WHAT IS REQUIRED. Write out the records once more, exactly, and keep any image out.

(Interface dataset entries)
━━━━━━━━━━━━━━━━━━━━

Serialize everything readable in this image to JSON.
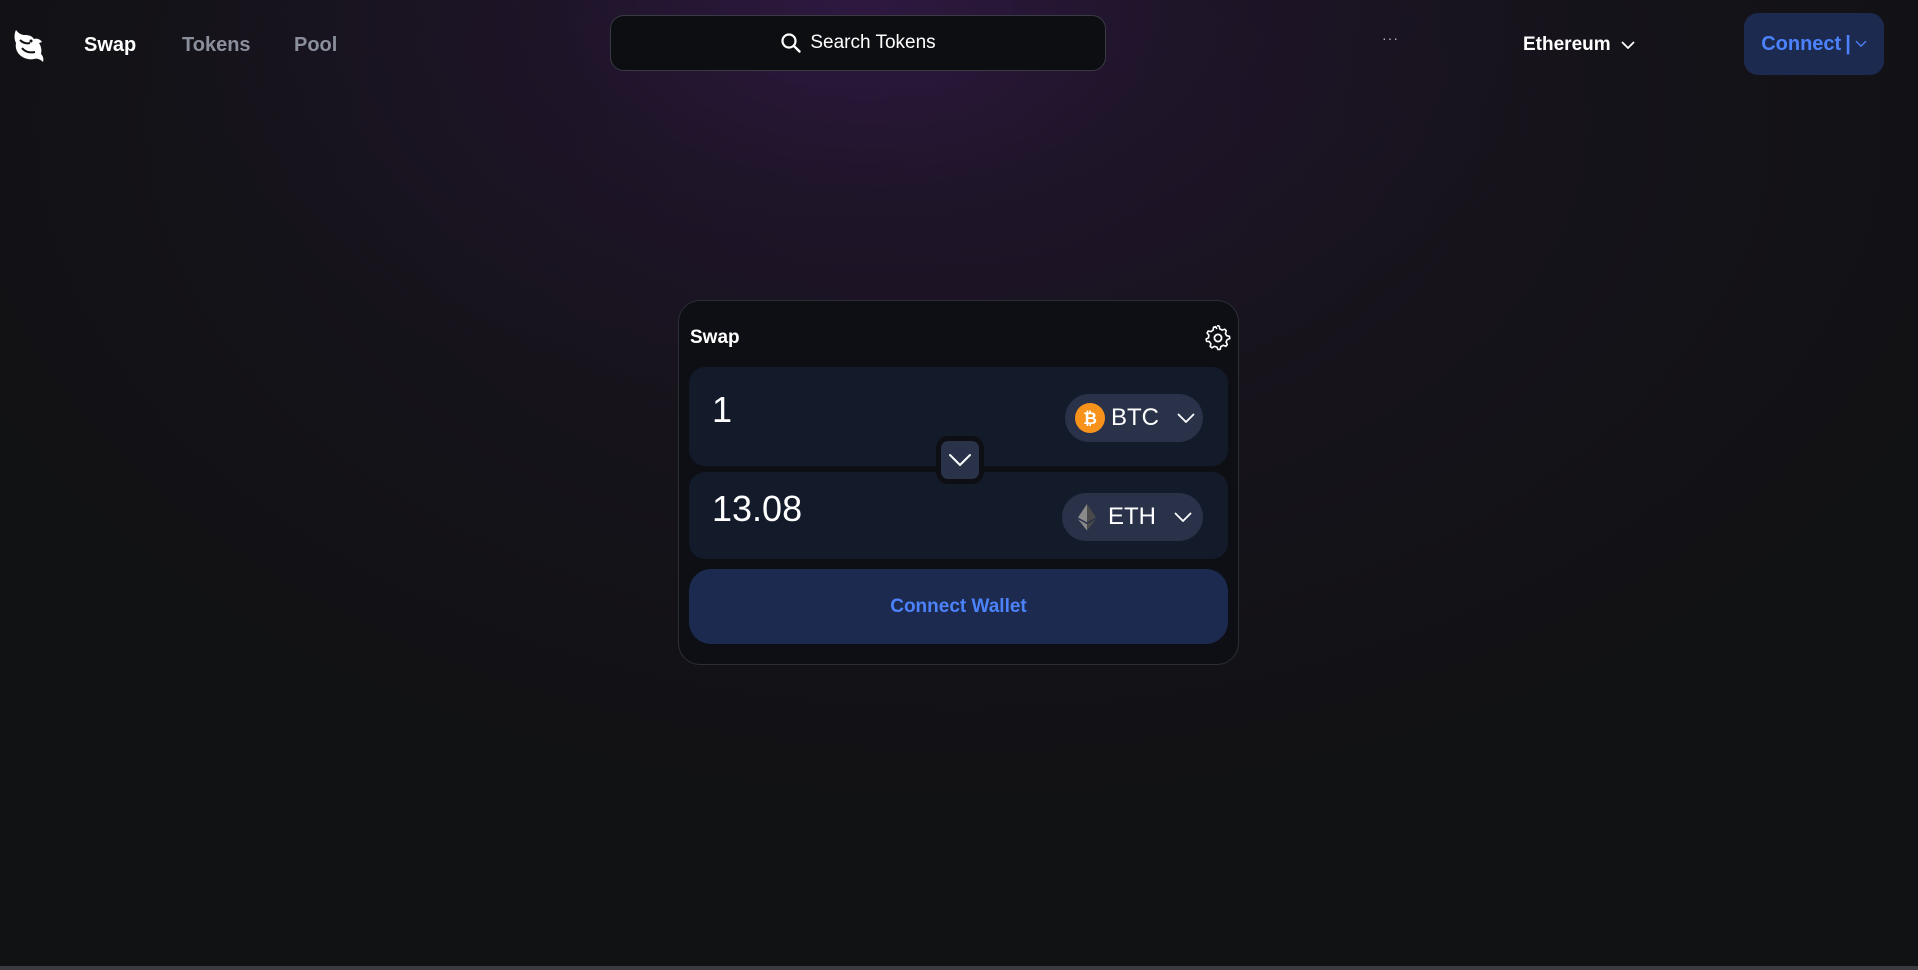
{
  "nav": {
    "links": [
      {
        "label": "Swap"
      },
      {
        "label": "Tokens"
      },
      {
        "label": "Pool"
      }
    ]
  },
  "search": {
    "placeholder": "Search Tokens"
  },
  "header": {
    "more": "···",
    "network": "Ethereum",
    "connect_label": "Connect",
    "connect_separator": "|"
  },
  "swap": {
    "title": "Swap",
    "from": {
      "amount": "1",
      "token": "BTC",
      "icon": "bitcoin-icon"
    },
    "to": {
      "amount": "13.08",
      "token": "ETH",
      "icon": "ethereum-icon"
    },
    "cta": "Connect Wallet"
  },
  "colors": {
    "accent": "#4c82fb",
    "button_bg": "#1c2a4f",
    "bitcoin": "#f7931a"
  }
}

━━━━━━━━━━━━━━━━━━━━

YOUR RESPONSE.
Serialize everything readable in this image to JSON.
{
  "nav": {
    "links": [
      {
        "label": "Swap"
      },
      {
        "label": "Tokens"
      },
      {
        "label": "Pool"
      }
    ]
  },
  "search": {
    "placeholder": "Search Tokens"
  },
  "header": {
    "more": "···",
    "network": "Ethereum",
    "connect_label": "Connect",
    "connect_separator": "|"
  },
  "swap": {
    "title": "Swap",
    "from": {
      "amount": "1",
      "token": "BTC",
      "icon": "bitcoin-icon"
    },
    "to": {
      "amount": "13.08",
      "token": "ETH",
      "icon": "ethereum-icon"
    },
    "cta": "Connect Wallet"
  },
  "colors": {
    "accent": "#4c82fb",
    "button_bg": "#1c2a4f",
    "bitcoin": "#f7931a"
  }
}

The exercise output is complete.